The creators of the 2024 revival, Skybell said, “really highlight the Jewish problem that is in ‘Cabaret.’ They weren’t giving it the short shrift in terms of what the Jewish story is.”

Skybell’s Herr Schultz, who is far afield from the seedy, scandalous dancers at the Kit Kat Club, offers the audience a character to grasp on to. He wants only to fall in love, to be successful and to run his business, which makes him that much more of a heartbreaking character, said the actor. When Herr Schultz meets Bradshaw (Ato Blankson-Wood), who is also staying at the boardinghouse, Schultz wishes him “mazel” — luck — in the new year. 

At the end of the show, Schutlz’s bags are packed, his fruit shop vandalized and his wedding called off. He comes to say goodbye to Bradshaw, who heartbreakingly wishes him “mazel” in his next chapter. 

“In the final scene when Herr Schultz is coming to say goodbye, and that he does bring on his luggage, is just an image that is very resonant for me and I feel like for audience members as well, who just know what it is for a Jewish person to pack their bags, and maybe not know what’s going to happen to their belongings as they embark on a new journey,” Skybell added. 

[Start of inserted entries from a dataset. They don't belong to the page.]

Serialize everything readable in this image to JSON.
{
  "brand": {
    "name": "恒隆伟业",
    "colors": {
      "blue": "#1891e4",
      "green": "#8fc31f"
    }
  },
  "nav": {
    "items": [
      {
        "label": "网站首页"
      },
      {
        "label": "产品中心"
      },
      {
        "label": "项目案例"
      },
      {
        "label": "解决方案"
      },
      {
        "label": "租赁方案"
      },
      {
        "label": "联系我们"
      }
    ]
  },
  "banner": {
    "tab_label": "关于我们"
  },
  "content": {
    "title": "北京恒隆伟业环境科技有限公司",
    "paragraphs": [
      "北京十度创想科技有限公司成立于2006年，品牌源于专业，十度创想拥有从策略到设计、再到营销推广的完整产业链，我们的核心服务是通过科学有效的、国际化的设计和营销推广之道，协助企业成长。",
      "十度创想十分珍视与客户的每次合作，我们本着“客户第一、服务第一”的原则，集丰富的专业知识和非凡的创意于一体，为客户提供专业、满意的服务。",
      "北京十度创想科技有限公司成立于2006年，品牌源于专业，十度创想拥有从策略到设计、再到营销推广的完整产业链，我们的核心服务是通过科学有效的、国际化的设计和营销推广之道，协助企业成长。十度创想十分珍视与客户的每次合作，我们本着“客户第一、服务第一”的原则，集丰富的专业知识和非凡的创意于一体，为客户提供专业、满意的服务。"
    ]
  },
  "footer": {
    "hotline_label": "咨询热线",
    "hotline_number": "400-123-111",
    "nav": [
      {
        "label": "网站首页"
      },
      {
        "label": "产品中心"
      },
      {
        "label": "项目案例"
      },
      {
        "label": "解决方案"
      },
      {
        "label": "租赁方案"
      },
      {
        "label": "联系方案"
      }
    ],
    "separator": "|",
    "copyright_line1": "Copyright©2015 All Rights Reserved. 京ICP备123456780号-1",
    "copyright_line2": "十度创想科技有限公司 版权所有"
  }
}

Another scene that sticks with Skybell is when Herr Schultz comes face to face with the Emcee (Eddie Redmayne) — who symbolizes the cynical zeitgeist of a Germany slipping further into facism — the two share a moment of recognition before Schultz walks offstage. 

Eddie Redmayne as the Emcee in “Cabaret at the Kit Kat Club” at the August Wilson Theatre. (Marc Brenner)

“In another production, it could come and go very quickly, without a lot of focus on it. This production just gives it the time to exist, acknowledging what is there and what it means for this Jewish character and for the Jews at this time,” Skybell said.

Compared to “Fiddler,” Skybell said, Herr Schultz’s story is in some ways even more excruciating.

“I know that the creatives wrote ‘Fiddler’ after the Holocaust, but we were always reminded that in 1906 Anatevka, we didn’t want to get too involved with the Nazi Final Solution because that I don’t think was even in Tevye’s bandwidth — six million is not even a number he could fathom,” Skybell said. “In terms of Herr Schultz, with the Nazi ideology that was rampant in Berlin at that time and the antisemitism, it’s much more palpable than it would be for Tevye. In that regard, I think he’s more frightened than Tevye is, if he were to admit it to himself.”

Along with director Rebecca Frecknall, Skybell reached out for advice from his old friend Joel Grey who directed him in “Yiddish Fiddler” and who, of course, had his breakthrough as the Emcee in the original 1966 Broadway musical and the 1972 movie, helping cement the show as one of the greats in the 20th-century American theater. 

“They both said the same thing, that they felt that Herr Schultz and Schneider are the heart of the musical. It is such a phantasmagoria of sensory overload and dancing and singing that this love story, in some ways, becomes the central story to follow,” Skybell said. 

He added that it this is not just because Herr Schultz’s Jewishness makes explicit and tangible the threat of rising Nazi Germany, but also because “in a beautiful way, the older couple are really the are the couple that every audience member can identify with in — we root for them to find love even at this late stage in their lives.”

On April 11, Skybell, the rest of the cast and the audience celebrated Grey’s 92nd birthday by singing to him onstage, where he was also joined by the show’s original composer John Kander. (Fred Ebb, Kander’s longtime professional partner who wrote the lyrics, died in 2004).

“None of us in this current revival would even have a job if it wasn’t for [Grey’s] performance in the original ‘Cabaret.’ His Emcee really galvanized that musical and really set it as an iconic musical — every revival of ‘Cabaret’ is in the wake of Joel Grey,” Skybell said.

As for his own legacy, “If I only ever play Jewish characters for the rest of my life, I would be delighted and I would be honored. I’ve happily been recognized as a Jewish performer. It’s a privilege for me,” he said. “I actually feel now it’s a calling for me to find myself in these stories that have Jewish points of view, because it’s more important now than I think it’s ever been in my life to give voice to the Jewish condition.”